[DATASET ENTRIES Boundary: Start]
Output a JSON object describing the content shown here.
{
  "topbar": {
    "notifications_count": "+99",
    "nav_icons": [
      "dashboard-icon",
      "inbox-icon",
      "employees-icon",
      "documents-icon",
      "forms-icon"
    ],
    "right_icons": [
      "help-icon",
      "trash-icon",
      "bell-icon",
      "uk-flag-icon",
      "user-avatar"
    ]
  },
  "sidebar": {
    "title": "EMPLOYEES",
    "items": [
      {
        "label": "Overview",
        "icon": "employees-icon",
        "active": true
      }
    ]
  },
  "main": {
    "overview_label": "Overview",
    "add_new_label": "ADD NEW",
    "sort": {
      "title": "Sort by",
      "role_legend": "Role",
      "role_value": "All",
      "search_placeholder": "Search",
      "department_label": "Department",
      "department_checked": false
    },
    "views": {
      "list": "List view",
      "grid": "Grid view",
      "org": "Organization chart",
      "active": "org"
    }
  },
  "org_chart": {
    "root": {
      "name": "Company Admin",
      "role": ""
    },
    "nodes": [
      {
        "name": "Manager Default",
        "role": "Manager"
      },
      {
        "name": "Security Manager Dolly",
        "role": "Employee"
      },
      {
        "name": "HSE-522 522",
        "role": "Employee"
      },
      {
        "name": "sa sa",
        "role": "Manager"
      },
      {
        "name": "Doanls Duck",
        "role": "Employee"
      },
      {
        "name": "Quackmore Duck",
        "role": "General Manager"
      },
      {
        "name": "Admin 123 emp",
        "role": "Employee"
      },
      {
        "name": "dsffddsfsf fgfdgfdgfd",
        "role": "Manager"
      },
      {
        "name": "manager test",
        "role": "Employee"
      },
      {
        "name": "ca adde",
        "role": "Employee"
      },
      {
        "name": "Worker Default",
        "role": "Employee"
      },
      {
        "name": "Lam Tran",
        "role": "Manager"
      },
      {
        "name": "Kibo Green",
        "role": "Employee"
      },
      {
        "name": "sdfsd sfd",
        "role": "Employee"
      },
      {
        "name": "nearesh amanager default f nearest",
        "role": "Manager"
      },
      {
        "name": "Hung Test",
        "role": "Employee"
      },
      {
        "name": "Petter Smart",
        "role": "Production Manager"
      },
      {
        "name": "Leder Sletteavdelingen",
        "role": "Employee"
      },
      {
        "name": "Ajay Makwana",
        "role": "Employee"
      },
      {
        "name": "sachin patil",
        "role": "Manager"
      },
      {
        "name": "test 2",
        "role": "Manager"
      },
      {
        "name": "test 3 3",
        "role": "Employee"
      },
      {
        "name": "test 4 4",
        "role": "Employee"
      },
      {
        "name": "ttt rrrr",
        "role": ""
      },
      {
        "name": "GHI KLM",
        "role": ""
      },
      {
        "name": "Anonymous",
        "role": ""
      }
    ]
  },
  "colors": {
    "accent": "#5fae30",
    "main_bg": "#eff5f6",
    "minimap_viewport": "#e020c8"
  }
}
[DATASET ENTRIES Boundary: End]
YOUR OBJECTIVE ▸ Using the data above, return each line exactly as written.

RESPONSE ▸
Output a JSON object describing the content shown here.
{
  "topbar": {
    "notifications_count": "+99",
    "nav_icons": [
      "dashboard-icon",
      "inbox-icon",
      "employees-icon",
      "documents-icon",
      "forms-icon"
    ],
    "right_icons": [
      "help-icon",
      "trash-icon",
      "bell-icon",
      "uk-flag-icon",
      "user-avatar"
    ]
  },
  "sidebar": {
    "title": "EMPLOYEES",
    "items": [
      {
        "label": "Overview",
        "icon": "employees-icon",
        "active": true
      }
    ]
  },
  "main": {
    "overview_label": "Overview",
    "add_new_label": "ADD NEW",
    "sort": {
      "title": "Sort by",
      "role_legend": "Role",
      "role_value": "All",
      "search_placeholder": "Search",
      "department_label": "Department",
      "department_checked": false
    },
    "views": {
      "list": "List view",
      "grid": "Grid view",
      "org": "Organization chart",
      "active": "org"
    }
  },
  "org_chart": {
    "root": {
      "name": "Company Admin",
      "role": ""
    },
    "nodes": [
      {
        "name": "Manager Default",
        "role": "Manager"
      },
      {
        "name": "Security Manager Dolly",
        "role": "Employee"
      },
      {
        "name": "HSE-522 522",
        "role": "Employee"
      },
      {
        "name": "sa sa",
        "role": "Manager"
      },
      {
        "name": "Doanls Duck",
        "role": "Employee"
      },
      {
        "name": "Quackmore Duck",
        "role": "General Manager"
      },
      {
        "name": "Admin 123 emp",
        "role": "Employee"
      },
      {
        "name": "dsffddsfsf fgfdgfdgfd",
        "role": "Manager"
      },
      {
        "name": "manager test",
        "role": "Employee"
      },
      {
        "name": "ca adde",
        "role": "Employee"
      },
      {
        "name": "Worker Default",
        "role": "Employee"
      },
      {
        "name": "Lam Tran",
        "role": "Manager"
      },
      {
        "name": "Kibo Green",
        "role": "Employee"
      },
      {
        "name": "sdfsd sfd",
        "role": "Employee"
      },
      {
        "name": "nearesh amanager default f nearest",
        "role": "Manager"
      },
      {
        "name": "Hung Test",
        "role": "Employee"
      },
      {
        "name": "Petter Smart",
        "role": "Production Manager"
      },
      {
        "name": "Leder Sletteavdelingen",
        "role": "Employee"
      },
      {
        "name": "Ajay Makwana",
        "role": "Employee"
      },
      {
        "name": "sachin patil",
        "role": "Manager"
      },
      {
        "name": "test 2",
        "role": "Manager"
      },
      {
        "name": "test 3 3",
        "role": "Employee"
      },
      {
        "name": "test 4 4",
        "role": "Employee"
      },
      {
        "name": "ttt rrrr",
        "role": ""
      },
      {
        "name": "GHI KLM",
        "role": ""
      },
      {
        "name": "Anonymous",
        "role": ""
      }
    ]
  },
  "colors": {
    "accent": "#5fae30",
    "main_bg": "#eff5f6",
    "minimap_viewport": "#e020c8"
  }
}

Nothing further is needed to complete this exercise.